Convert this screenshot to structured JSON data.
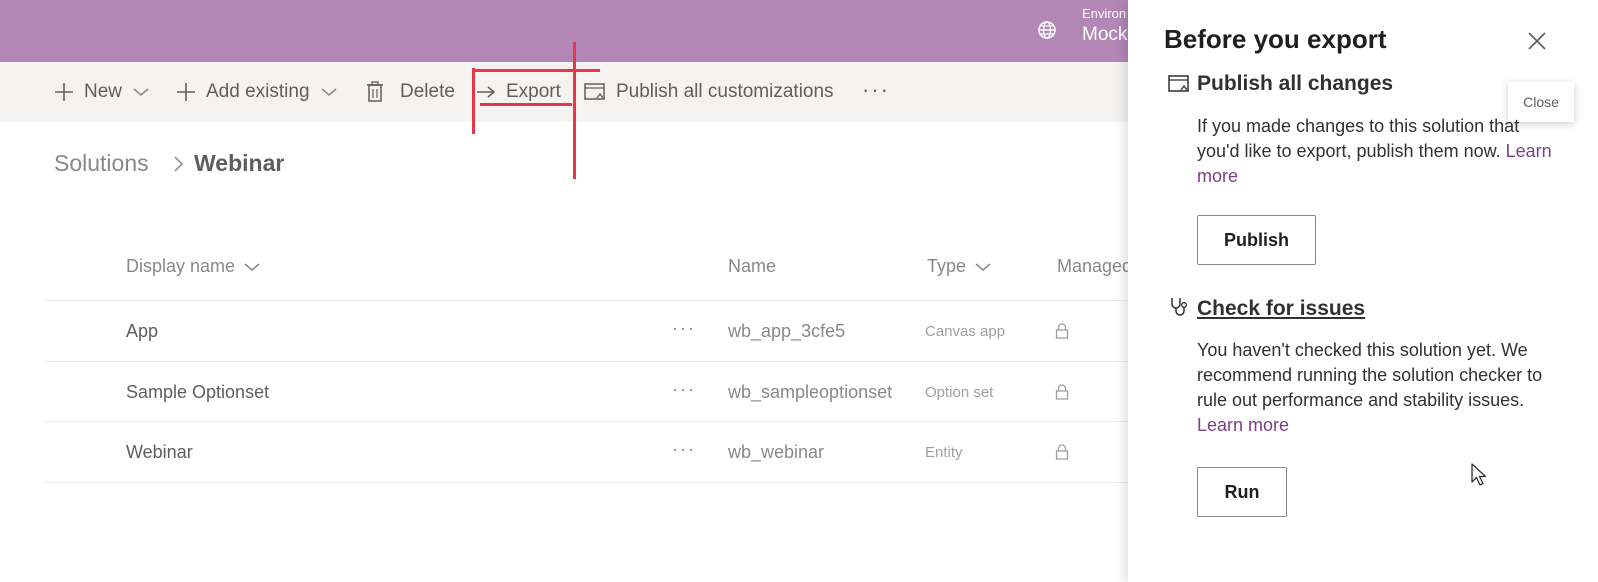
{
  "header": {
    "environment_label": "Environ",
    "environment_name": "Mocku",
    "globe_icon": "globe-icon"
  },
  "commandbar": {
    "new_label": "New",
    "add_existing_label": "Add existing",
    "delete_label": "Delete",
    "export_label": "Export",
    "publish_label": "Publish all customizations",
    "more_label": "···"
  },
  "breadcrumb": {
    "root": "Solutions",
    "current": "Webinar"
  },
  "table": {
    "columns": {
      "display_name": "Display name",
      "name": "Name",
      "type": "Type",
      "managed": "Managed"
    },
    "rows": [
      {
        "display_name": "App",
        "more": "···",
        "name": "wb_app_3cfe5",
        "type": "Canvas app"
      },
      {
        "display_name": "Sample Optionset",
        "more": "···",
        "name": "wb_sampleoptionset",
        "type": "Option set"
      },
      {
        "display_name": "Webinar",
        "more": "···",
        "name": "wb_webinar",
        "type": "Entity"
      }
    ]
  },
  "panel": {
    "title": "Before you export",
    "close_tooltip": "Close",
    "publish_section": {
      "title": "Publish all changes",
      "text": "If you made changes to this solution that you'd like to export, publish them now.",
      "link": "Learn more",
      "button": "Publish"
    },
    "check_section": {
      "title": "Check for issues",
      "text": "You haven't checked this solution yet. We recommend running the solution checker to rule out performance and stability issues.",
      "link": "Learn more",
      "button": "Run"
    }
  },
  "colors": {
    "header_bg": "#b287b6",
    "commandbar_bg": "#f4f3f2",
    "link": "#7b3f85",
    "annotation": "#e5394a"
  }
}
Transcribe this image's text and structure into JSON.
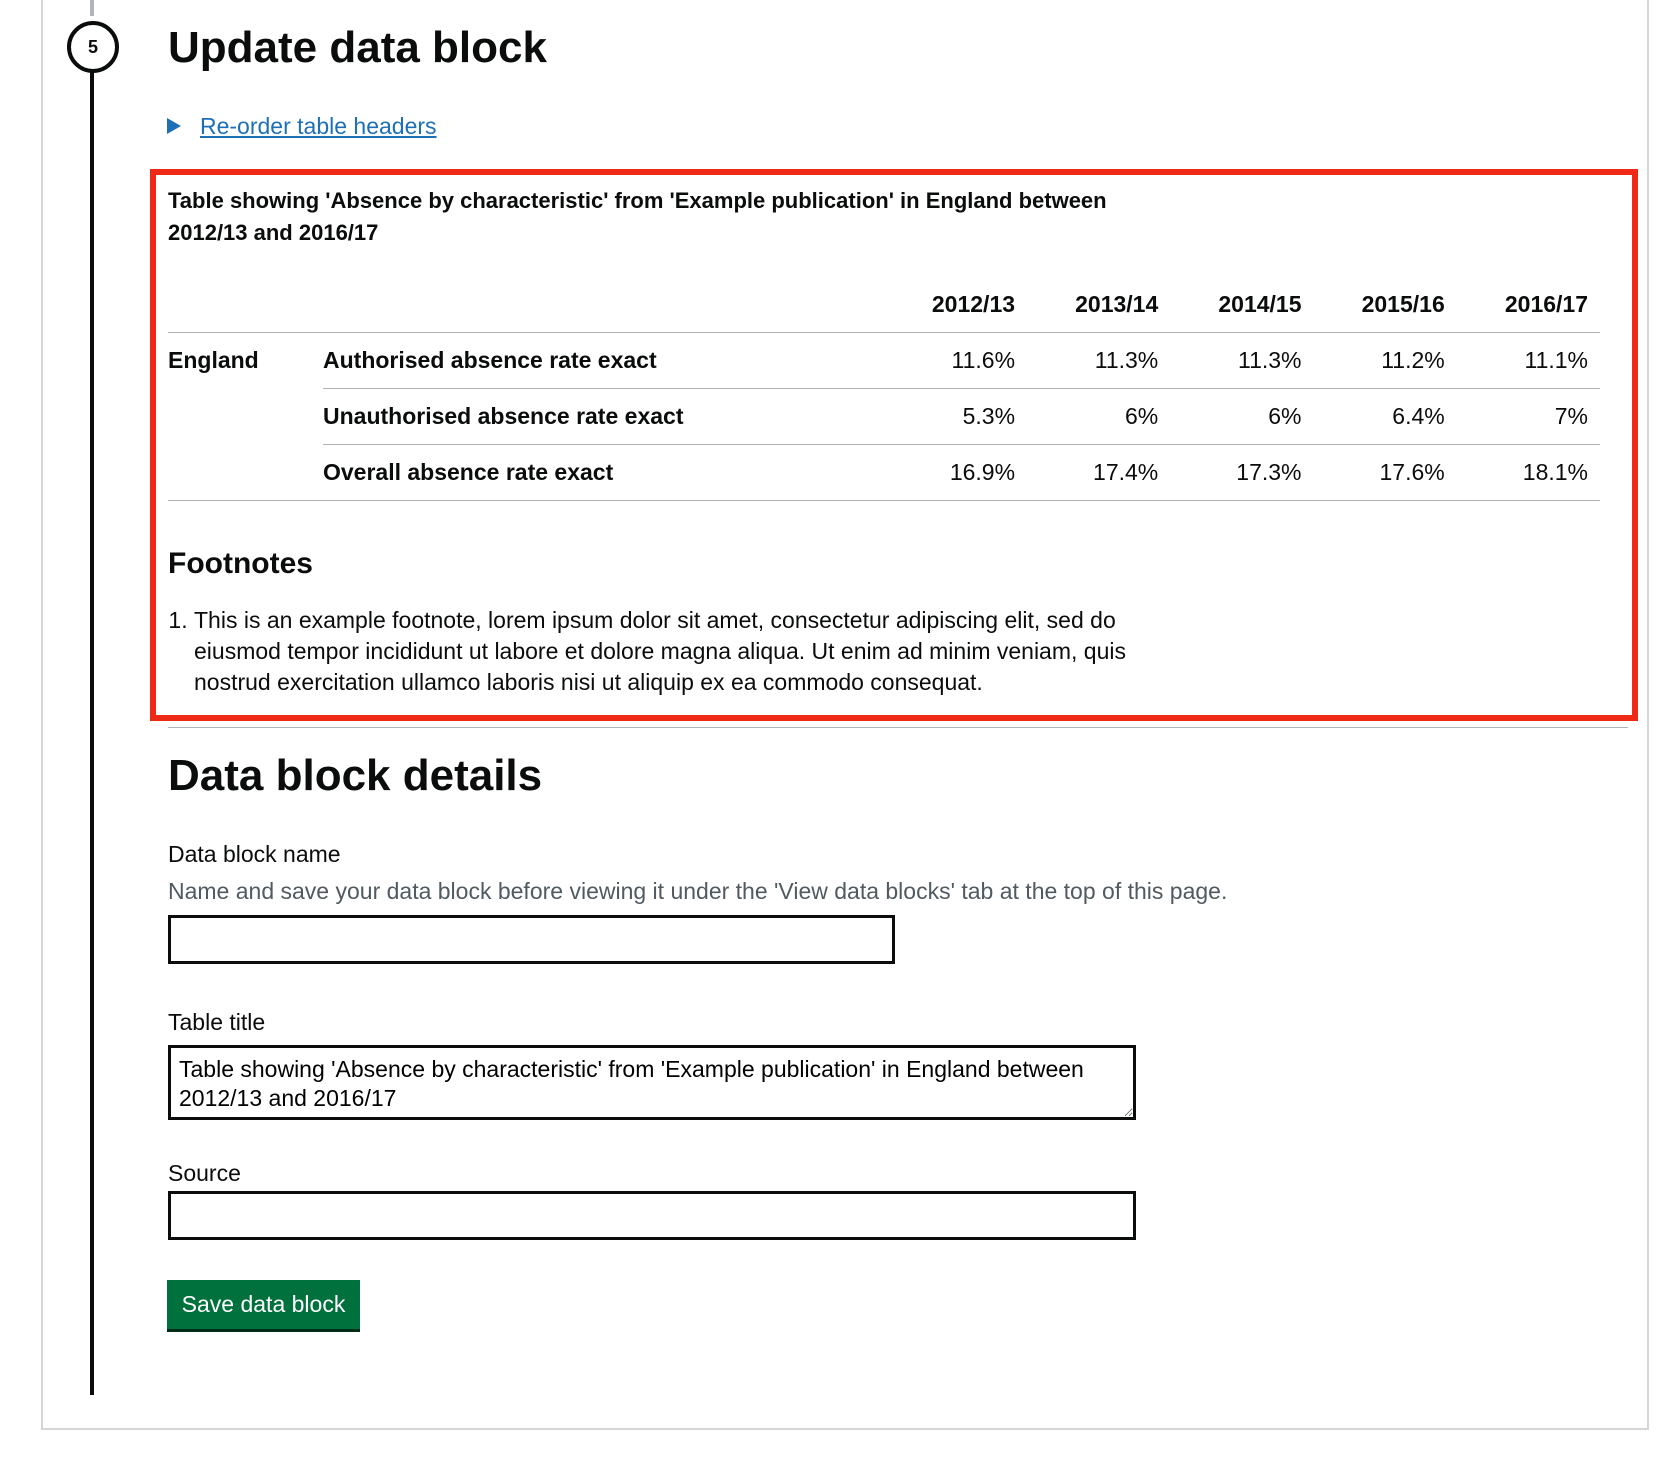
{
  "step": {
    "number": "5",
    "title": "Update data block"
  },
  "details_toggle": {
    "label": "Re-order table headers"
  },
  "table": {
    "caption": "Table showing 'Absence by characteristic' from 'Example publication' in England between 2012/13 and 2016/17",
    "columns": [
      "2012/13",
      "2013/14",
      "2014/15",
      "2015/16",
      "2016/17"
    ],
    "group": "England",
    "rows": [
      {
        "label": "Authorised absence rate exact",
        "values": [
          "11.6%",
          "11.3%",
          "11.3%",
          "11.2%",
          "11.1%"
        ]
      },
      {
        "label": "Unauthorised absence rate exact",
        "values": [
          "5.3%",
          "6%",
          "6%",
          "6.4%",
          "7%"
        ]
      },
      {
        "label": "Overall absence rate exact",
        "values": [
          "16.9%",
          "17.4%",
          "17.3%",
          "17.6%",
          "18.1%"
        ]
      }
    ]
  },
  "footnotes": {
    "heading": "Footnotes",
    "items": [
      "This is an example footnote, lorem ipsum dolor sit amet, consectetur adipiscing elit, sed do eiusmod tempor incididunt ut labore et dolore magna aliqua. Ut enim ad minim veniam, quis nostrud exercitation ullamco laboris nisi ut aliquip ex ea commodo consequat."
    ]
  },
  "form": {
    "heading": "Data block details",
    "name_label": "Data block name",
    "name_hint": "Name and save your data block before viewing it under the 'View data blocks' tab at the top of this page.",
    "name_value": "",
    "title_label": "Table title",
    "title_value": "Table showing 'Absence by characteristic' from 'Example publication' in England between 2012/13 and 2016/17",
    "source_label": "Source",
    "source_value": "",
    "save_label": "Save data block"
  },
  "colors": {
    "accent_link": "#1d70b8",
    "highlight": "#ee2a16",
    "button": "#00703c"
  }
}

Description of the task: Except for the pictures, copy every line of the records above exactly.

Response area:
Convert this screenshot to structured JSON data.
{
  "header": {
    "environment_label": "Environ",
    "environment_name": "Mocku",
    "globe_icon": "globe-icon"
  },
  "commandbar": {
    "new_label": "New",
    "add_existing_label": "Add existing",
    "delete_label": "Delete",
    "export_label": "Export",
    "publish_label": "Publish all customizations",
    "more_label": "···"
  },
  "breadcrumb": {
    "root": "Solutions",
    "current": "Webinar"
  },
  "table": {
    "columns": {
      "display_name": "Display name",
      "name": "Name",
      "type": "Type",
      "managed": "Managed"
    },
    "rows": [
      {
        "display_name": "App",
        "more": "···",
        "name": "wb_app_3cfe5",
        "type": "Canvas app"
      },
      {
        "display_name": "Sample Optionset",
        "more": "···",
        "name": "wb_sampleoptionset",
        "type": "Option set"
      },
      {
        "display_name": "Webinar",
        "more": "···",
        "name": "wb_webinar",
        "type": "Entity"
      }
    ]
  },
  "panel": {
    "title": "Before you export",
    "close_tooltip": "Close",
    "publish_section": {
      "title": "Publish all changes",
      "text": "If you made changes to this solution that you'd like to export, publish them now.",
      "link": "Learn more",
      "button": "Publish"
    },
    "check_section": {
      "title": "Check for issues",
      "text": "You haven't checked this solution yet. We recommend running the solution checker to rule out performance and stability issues.",
      "link": "Learn more",
      "button": "Run"
    }
  },
  "colors": {
    "header_bg": "#b287b6",
    "commandbar_bg": "#f4f3f2",
    "link": "#7b3f85",
    "annotation": "#e5394a"
  }
}
Transcribe this image's text and structure into JSON.
{
  "step": {
    "number": "5",
    "title": "Update data block"
  },
  "details_toggle": {
    "label": "Re-order table headers"
  },
  "table": {
    "caption": "Table showing 'Absence by characteristic' from 'Example publication' in England between 2012/13 and 2016/17",
    "columns": [
      "2012/13",
      "2013/14",
      "2014/15",
      "2015/16",
      "2016/17"
    ],
    "group": "England",
    "rows": [
      {
        "label": "Authorised absence rate exact",
        "values": [
          "11.6%",
          "11.3%",
          "11.3%",
          "11.2%",
          "11.1%"
        ]
      },
      {
        "label": "Unauthorised absence rate exact",
        "values": [
          "5.3%",
          "6%",
          "6%",
          "6.4%",
          "7%"
        ]
      },
      {
        "label": "Overall absence rate exact",
        "values": [
          "16.9%",
          "17.4%",
          "17.3%",
          "17.6%",
          "18.1%"
        ]
      }
    ]
  },
  "footnotes": {
    "heading": "Footnotes",
    "items": [
      "This is an example footnote, lorem ipsum dolor sit amet, consectetur adipiscing elit, sed do eiusmod tempor incididunt ut labore et dolore magna aliqua. Ut enim ad minim veniam, quis nostrud exercitation ullamco laboris nisi ut aliquip ex ea commodo consequat."
    ]
  },
  "form": {
    "heading": "Data block details",
    "name_label": "Data block name",
    "name_hint": "Name and save your data block before viewing it under the 'View data blocks' tab at the top of this page.",
    "name_value": "",
    "title_label": "Table title",
    "title_value": "Table showing 'Absence by characteristic' from 'Example publication' in England between 2012/13 and 2016/17",
    "source_label": "Source",
    "source_value": "",
    "save_label": "Save data block"
  },
  "colors": {
    "accent_link": "#1d70b8",
    "highlight": "#ee2a16",
    "button": "#00703c"
  }
}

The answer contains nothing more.